no issues with travel by air, should the need arise. AGM batteries are cheaper than Gel Cell and enjoy superior
performance in cold conditions. They also have a high level of charge retention when not in use. This makes the AGM
type the obvious choice for those who will use their mobility scooter only occasionally. Gel Cell batteries can
undergo many more recharging cycles before they need to be replaced, and for daily users, will almost always offer
better value for money in the long term. Some mobility scooters, particularly the newer lightweight folding
scooters, now take advantage of Lithium-Ion (Li-Ion) battery technology. This is similar to the type used in your

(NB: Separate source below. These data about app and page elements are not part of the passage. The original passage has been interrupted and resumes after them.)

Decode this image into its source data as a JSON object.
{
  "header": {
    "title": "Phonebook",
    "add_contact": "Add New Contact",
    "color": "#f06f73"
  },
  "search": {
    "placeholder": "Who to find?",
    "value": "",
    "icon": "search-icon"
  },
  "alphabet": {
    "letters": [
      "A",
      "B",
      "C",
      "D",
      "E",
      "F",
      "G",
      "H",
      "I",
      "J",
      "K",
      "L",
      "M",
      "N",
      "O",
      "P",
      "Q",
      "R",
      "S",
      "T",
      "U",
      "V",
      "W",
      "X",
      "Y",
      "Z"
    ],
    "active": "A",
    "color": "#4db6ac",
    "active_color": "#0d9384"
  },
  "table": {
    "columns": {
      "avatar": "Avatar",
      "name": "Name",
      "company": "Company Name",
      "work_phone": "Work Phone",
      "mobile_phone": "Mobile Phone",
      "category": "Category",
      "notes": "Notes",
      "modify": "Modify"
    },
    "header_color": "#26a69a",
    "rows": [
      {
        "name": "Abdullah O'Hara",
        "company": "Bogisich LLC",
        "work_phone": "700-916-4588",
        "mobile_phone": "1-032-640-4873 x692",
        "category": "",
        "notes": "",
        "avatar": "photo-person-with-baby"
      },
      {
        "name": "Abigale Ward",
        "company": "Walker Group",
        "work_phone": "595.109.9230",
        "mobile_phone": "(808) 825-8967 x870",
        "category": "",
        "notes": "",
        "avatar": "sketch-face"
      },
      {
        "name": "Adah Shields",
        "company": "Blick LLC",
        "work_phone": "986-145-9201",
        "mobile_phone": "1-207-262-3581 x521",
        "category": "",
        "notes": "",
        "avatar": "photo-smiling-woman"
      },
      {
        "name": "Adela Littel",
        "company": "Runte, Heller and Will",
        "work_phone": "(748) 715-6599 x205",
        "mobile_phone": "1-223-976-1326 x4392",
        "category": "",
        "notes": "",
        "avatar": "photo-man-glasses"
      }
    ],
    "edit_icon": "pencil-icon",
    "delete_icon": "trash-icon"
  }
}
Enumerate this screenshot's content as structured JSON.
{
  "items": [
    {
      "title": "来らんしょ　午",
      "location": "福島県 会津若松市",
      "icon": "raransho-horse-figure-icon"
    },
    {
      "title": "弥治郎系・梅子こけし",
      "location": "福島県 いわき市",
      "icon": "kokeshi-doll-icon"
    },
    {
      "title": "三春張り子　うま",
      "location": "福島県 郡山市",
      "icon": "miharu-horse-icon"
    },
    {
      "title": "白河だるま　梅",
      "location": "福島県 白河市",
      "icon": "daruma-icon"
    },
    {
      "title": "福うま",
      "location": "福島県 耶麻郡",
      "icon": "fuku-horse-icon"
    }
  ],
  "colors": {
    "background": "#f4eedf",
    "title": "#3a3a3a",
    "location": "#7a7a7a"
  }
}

mobile phone or laptop, and benefits from a much better power to weight ratio which for the user, means a much
lighter battery to lift out of the scooter while still retaining good range. Of course, these types of battery are
more expensive to buy than lead-acid batteries, but they make up for that in the long run, because they can go
through many more charging cycles before needing to be replaced.
As well as the voltage, there is another important factor to consider. The number of amp hours (abbreviated to Ah)
will have an impact on the range of your mobility scooter. Although there are a large number of different Ah the
vast majority of scooters share around five main ones Ah types, and many batteries will be compatible with more than
one scooter. The exception to this is Li-Ion batteries which are usually unique to a particular make or model.
How to Choose and Change the Correct Mobility Scooter Battery
The first and most important piece of advice, is to check the specific details for your make and model in the
operating instructions for your mobility scooter. Mobility scooter batteries come in pairs of 12 volts each,
connected in parallel, making a total of 24 volts output. If you are replacing old batteries, you should always
replace both at the same time with a pair of new ones. When buying new batteries, it is also important to know the
physical battery dimensions as batteries of the same Ah can vary in size. Another important factor to know is
the battery terminal type. Make sure the terminal is the same and will not come into contact with the mobility
scooter chassis causing it to short or even start a fire.
Mobility Scooters with a Li-Ion battery are generally a lot simpler, since the battery will be much lighter and
simply clicks into place with a simple release mechanism for removal. Li-Ion batteries are also much simpler.
It is also worth remembering that not all batteries are the same quality. It may be tempting to replace your
batteries with far cheaper versions, but remember the old saying; “you get what you pay for”, and in the battery
world, this certainly true! Stick to trusted brands from reputable retailers, and you will gain many years
hassle free scootering!
Once you have chosen and fitted the correct batteries, it is worthwhile confirming the charger and charge-system of
your mobility scooter are working correctly. This can be done with use of a multimeter. You will need
test the voltage with the charger not connected first, then plug in the charger and confirm that a charge is getting
to both batteries and is within the manufacturers specifications. Failure to check this can damage a new set
of batteries very quickly. Remember, if in doubt let you reputable local mobility scooter retailer carry out
the work to avoid damage or even a fire!